Today IFOR has branches, groups, and affiliates in over 40 countries on all continents. Although organized on a national and regional basis, IFOR seeks to overcome the division of nation-states which are often the source of conflict and violence. Its membership includes adherents of all the major spiritual traditions as well as those who have other spiritual sources for their commitment to nonviolence.
The Power of Nonviolence
IFOR members share a vision of a world where conflicts are resolved through nonviolent means, where systems that foster fear and hatred are dismantled, and where justice is sought as a basis for peace. While coming from diverse religious backgrounds, we have a common belief in the transforming power of nonviolence and reconciliation.
Coordinating Committee for International Voluntary Service

Raising Peace and Climate Justice Campaign 2021

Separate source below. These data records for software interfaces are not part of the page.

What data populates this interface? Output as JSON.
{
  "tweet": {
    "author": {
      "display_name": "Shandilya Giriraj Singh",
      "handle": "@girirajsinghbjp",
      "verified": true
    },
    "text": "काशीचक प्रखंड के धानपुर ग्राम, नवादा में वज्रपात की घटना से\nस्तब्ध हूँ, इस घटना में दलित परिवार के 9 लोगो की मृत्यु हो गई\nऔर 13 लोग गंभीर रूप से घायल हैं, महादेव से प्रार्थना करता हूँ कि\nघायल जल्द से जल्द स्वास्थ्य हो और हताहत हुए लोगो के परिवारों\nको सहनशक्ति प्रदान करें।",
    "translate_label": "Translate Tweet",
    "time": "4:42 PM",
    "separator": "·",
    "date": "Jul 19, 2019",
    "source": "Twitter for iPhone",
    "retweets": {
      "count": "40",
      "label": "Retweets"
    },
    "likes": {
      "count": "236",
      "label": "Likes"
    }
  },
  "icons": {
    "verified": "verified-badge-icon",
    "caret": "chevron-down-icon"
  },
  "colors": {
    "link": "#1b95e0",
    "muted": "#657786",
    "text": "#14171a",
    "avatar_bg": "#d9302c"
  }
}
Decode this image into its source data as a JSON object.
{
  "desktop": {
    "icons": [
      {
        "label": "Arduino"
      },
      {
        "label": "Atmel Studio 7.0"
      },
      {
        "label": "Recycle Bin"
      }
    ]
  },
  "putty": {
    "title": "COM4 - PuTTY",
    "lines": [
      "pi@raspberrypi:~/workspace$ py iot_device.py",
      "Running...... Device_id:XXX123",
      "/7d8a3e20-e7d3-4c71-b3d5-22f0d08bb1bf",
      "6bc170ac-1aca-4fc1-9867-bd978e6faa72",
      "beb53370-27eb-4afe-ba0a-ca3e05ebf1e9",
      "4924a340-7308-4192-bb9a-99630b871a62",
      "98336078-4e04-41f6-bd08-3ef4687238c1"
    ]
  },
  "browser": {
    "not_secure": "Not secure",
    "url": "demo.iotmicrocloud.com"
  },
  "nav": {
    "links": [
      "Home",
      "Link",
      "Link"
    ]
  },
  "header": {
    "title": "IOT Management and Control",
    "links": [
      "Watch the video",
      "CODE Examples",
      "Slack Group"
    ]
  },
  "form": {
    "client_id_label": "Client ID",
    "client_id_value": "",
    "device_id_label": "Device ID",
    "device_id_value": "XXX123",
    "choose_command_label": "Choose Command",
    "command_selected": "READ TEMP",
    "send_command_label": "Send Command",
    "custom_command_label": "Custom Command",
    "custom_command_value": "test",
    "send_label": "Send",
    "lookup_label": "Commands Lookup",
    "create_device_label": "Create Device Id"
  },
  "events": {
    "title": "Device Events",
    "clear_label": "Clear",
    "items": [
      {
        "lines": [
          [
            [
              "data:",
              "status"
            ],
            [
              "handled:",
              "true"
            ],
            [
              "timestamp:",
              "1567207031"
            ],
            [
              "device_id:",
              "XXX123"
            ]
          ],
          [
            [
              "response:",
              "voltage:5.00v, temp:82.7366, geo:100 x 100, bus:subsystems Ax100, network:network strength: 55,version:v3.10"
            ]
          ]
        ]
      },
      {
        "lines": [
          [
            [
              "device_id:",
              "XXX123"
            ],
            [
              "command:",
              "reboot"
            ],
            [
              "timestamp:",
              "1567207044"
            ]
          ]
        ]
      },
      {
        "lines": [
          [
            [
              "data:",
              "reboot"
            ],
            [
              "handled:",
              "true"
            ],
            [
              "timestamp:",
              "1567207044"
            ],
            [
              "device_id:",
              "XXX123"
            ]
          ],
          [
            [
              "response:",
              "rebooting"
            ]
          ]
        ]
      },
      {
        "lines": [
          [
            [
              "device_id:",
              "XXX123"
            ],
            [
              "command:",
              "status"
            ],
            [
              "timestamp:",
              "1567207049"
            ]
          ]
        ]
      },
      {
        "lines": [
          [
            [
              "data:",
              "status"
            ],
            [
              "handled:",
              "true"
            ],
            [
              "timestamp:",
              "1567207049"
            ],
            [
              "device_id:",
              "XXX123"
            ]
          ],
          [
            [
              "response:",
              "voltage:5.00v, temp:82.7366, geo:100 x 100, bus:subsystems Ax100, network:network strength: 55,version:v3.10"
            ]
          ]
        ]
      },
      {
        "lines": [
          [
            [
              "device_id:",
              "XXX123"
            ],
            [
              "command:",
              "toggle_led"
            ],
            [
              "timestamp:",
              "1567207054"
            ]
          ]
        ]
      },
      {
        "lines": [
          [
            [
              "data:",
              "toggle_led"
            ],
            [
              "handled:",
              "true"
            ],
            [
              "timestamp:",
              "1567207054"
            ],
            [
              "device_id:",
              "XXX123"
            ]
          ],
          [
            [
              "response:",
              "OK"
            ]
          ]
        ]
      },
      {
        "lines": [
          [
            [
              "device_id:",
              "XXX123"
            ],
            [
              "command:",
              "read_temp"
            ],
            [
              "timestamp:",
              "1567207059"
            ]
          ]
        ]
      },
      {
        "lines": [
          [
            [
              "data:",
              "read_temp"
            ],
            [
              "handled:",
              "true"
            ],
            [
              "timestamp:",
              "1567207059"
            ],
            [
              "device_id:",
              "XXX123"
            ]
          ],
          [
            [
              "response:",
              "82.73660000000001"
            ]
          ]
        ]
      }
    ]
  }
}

Raising Peace is a networking initiative that aims to contribute to the construction of peace, the guarantee of human rights all over the world, and to highlight the role that International Voluntary Service (IVS) plays in this field. The program achieves this through advocating for human rights, non-formal education training and capacity building, empowerment of activists and organisations and through communication and visibility campaigns.
Raising Peace unites 9 International and regional networks from the IVS Movement (WAVAN, SAWC, SEEYN, SCI, NVDA, ICYE, IBO, EAVS, Alliance) which coordinated by the CCIVS work together in order to implement the yearly campaign.

CCIVS Raising Peace